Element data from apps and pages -
····················
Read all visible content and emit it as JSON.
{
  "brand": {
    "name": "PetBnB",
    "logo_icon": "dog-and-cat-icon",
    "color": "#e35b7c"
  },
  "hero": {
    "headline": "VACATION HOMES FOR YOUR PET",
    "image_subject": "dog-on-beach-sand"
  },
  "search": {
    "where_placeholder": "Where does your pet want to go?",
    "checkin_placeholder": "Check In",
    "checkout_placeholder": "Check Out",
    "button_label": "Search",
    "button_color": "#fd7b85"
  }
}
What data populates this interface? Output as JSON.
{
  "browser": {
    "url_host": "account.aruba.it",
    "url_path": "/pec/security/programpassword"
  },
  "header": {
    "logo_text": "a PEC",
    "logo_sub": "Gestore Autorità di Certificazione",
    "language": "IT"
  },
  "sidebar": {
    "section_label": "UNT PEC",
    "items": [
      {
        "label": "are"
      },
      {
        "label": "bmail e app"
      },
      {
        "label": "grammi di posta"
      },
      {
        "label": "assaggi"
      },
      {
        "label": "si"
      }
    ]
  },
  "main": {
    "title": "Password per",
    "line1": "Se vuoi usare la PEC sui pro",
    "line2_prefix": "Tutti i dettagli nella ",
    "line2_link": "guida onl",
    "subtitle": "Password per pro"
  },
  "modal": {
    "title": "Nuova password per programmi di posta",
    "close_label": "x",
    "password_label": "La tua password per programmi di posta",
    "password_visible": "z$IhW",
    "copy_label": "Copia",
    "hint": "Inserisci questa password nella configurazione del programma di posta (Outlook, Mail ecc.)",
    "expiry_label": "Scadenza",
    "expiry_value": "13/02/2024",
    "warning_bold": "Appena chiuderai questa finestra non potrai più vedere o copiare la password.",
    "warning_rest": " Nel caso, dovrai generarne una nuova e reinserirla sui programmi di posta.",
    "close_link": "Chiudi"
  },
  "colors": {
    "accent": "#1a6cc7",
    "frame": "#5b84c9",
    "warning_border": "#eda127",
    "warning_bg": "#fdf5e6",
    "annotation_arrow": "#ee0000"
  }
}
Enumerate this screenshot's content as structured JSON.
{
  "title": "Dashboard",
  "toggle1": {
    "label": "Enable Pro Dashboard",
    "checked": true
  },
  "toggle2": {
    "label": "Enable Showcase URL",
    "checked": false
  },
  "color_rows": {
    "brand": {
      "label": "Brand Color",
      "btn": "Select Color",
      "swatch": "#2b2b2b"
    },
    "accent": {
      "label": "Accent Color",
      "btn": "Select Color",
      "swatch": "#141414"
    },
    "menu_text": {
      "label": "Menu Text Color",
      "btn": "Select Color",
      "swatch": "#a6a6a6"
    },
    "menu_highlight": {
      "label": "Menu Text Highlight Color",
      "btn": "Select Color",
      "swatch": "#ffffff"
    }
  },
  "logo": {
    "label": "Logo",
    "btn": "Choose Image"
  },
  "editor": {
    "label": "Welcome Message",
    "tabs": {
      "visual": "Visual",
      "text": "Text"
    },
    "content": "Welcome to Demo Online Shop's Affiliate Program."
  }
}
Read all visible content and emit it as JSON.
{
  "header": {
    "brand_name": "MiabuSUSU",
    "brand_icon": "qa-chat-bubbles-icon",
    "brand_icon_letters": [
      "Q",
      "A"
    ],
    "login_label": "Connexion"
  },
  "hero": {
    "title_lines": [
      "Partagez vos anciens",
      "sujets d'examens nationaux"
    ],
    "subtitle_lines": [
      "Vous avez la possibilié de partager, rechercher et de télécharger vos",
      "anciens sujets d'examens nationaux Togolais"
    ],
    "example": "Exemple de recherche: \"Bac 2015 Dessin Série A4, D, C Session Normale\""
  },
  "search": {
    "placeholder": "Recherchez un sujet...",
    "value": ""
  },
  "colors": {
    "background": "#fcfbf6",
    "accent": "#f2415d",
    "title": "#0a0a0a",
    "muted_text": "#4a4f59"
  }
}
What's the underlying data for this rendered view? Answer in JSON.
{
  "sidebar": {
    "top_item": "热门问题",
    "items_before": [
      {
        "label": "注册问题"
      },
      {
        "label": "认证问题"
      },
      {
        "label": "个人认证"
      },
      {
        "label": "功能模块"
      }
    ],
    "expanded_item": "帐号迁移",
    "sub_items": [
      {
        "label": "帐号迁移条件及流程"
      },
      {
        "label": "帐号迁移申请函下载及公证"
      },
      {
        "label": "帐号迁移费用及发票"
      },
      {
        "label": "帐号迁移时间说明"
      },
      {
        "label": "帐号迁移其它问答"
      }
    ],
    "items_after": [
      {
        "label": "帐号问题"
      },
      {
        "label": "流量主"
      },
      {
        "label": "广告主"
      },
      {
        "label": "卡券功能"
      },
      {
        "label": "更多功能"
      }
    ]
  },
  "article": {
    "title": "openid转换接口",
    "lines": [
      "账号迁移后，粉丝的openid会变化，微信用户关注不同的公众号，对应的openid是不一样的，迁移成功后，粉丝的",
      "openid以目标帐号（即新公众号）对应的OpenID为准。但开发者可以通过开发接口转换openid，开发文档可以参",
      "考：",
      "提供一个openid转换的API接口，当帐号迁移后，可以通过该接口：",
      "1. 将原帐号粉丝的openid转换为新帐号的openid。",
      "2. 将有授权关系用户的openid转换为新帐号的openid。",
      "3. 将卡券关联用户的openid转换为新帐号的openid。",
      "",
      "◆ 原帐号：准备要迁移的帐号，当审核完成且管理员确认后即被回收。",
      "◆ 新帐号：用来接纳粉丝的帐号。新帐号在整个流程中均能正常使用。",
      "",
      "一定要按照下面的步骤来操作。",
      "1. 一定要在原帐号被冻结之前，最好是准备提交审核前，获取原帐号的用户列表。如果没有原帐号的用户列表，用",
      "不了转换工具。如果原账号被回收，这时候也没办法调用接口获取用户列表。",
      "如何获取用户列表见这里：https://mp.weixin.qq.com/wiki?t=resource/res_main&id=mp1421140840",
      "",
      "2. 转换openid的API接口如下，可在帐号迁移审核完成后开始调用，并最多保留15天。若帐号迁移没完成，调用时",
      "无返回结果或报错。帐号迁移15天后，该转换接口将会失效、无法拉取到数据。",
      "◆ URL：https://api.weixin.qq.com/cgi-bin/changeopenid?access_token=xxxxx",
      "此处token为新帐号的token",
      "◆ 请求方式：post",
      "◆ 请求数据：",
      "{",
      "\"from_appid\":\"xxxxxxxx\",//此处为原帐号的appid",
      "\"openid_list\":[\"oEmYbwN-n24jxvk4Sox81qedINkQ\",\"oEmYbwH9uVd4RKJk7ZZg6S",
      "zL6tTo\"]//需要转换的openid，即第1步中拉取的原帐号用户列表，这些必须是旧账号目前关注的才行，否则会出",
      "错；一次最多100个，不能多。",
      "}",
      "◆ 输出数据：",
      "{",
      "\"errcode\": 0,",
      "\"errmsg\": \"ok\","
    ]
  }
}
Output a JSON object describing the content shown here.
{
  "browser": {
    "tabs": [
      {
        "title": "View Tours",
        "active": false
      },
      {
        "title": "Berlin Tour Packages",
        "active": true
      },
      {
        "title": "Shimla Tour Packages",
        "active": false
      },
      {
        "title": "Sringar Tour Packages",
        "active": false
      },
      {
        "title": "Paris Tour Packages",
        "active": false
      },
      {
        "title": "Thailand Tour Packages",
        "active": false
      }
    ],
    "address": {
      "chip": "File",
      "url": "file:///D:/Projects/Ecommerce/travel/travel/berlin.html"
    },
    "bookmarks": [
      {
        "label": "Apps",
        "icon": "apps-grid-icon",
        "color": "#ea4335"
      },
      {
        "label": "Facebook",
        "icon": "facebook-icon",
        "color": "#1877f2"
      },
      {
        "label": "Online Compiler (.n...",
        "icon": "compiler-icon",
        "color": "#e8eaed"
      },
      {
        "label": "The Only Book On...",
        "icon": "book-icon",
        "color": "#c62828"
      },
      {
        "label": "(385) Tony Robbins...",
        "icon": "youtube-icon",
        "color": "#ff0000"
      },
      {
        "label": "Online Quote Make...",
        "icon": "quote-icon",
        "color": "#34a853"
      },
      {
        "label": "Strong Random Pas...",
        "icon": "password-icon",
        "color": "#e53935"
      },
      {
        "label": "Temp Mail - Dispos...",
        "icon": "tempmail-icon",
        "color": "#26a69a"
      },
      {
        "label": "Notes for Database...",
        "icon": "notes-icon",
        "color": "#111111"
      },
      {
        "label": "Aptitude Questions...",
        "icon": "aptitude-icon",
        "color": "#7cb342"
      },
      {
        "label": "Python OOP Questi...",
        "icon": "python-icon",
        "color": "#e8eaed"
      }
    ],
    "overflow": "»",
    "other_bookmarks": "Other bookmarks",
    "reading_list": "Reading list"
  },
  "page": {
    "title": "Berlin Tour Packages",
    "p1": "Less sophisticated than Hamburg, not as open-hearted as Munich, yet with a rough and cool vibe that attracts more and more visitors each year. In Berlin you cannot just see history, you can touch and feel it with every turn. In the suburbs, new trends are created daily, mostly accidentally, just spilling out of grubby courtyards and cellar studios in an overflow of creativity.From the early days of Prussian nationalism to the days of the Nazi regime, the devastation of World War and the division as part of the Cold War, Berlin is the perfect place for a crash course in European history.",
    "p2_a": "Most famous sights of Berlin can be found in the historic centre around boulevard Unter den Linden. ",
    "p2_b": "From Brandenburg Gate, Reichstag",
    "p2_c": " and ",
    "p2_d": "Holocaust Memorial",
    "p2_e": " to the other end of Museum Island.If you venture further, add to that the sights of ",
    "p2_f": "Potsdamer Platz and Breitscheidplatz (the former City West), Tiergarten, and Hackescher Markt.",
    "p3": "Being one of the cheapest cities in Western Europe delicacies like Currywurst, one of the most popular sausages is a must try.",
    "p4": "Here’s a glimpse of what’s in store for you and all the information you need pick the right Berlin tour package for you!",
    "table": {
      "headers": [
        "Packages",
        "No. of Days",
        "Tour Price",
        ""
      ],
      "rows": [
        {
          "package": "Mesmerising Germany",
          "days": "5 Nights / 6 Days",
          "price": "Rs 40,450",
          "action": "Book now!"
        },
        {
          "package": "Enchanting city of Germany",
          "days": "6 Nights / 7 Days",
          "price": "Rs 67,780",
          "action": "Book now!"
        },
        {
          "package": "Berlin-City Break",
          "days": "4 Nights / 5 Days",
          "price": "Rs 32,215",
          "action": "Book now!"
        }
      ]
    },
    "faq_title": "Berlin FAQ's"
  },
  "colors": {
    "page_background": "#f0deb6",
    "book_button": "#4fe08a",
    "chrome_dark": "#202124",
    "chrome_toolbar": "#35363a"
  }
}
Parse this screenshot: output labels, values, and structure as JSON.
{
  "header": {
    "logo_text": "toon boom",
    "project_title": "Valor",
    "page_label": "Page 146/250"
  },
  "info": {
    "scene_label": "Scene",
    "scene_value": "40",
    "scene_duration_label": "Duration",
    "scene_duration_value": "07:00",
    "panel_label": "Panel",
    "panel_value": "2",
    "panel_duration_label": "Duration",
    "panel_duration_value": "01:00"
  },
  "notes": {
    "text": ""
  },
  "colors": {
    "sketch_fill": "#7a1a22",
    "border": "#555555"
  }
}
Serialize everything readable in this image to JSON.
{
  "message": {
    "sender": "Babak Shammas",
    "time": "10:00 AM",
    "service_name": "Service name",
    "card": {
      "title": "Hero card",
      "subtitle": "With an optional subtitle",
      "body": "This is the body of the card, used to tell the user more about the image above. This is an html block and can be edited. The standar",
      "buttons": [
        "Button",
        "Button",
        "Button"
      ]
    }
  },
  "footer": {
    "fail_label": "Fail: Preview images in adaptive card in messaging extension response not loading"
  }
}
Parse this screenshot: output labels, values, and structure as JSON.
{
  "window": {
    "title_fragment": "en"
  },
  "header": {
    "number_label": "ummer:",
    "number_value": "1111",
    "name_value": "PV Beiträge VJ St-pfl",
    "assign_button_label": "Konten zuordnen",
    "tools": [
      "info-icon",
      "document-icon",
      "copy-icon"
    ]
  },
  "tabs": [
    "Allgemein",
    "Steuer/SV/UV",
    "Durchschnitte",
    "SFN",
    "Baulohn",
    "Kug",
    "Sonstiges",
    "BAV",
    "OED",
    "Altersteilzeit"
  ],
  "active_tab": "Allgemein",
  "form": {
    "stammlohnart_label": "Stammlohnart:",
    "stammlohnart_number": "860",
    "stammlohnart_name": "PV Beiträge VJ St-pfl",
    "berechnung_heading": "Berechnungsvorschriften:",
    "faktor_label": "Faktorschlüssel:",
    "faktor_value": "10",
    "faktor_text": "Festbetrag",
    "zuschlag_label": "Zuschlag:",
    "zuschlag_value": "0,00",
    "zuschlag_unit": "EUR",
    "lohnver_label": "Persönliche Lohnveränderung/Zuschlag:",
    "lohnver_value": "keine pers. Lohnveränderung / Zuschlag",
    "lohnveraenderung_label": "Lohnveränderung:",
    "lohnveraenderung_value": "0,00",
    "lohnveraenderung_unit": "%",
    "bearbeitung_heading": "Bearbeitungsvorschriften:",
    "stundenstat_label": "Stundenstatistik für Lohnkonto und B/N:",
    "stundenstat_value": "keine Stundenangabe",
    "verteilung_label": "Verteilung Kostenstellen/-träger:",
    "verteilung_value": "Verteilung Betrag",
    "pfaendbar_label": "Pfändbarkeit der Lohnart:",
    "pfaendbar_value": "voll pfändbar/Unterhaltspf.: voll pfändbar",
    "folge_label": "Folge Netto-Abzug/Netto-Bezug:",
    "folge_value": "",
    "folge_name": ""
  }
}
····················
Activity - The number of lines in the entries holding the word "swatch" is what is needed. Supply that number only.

Solved exercise - 4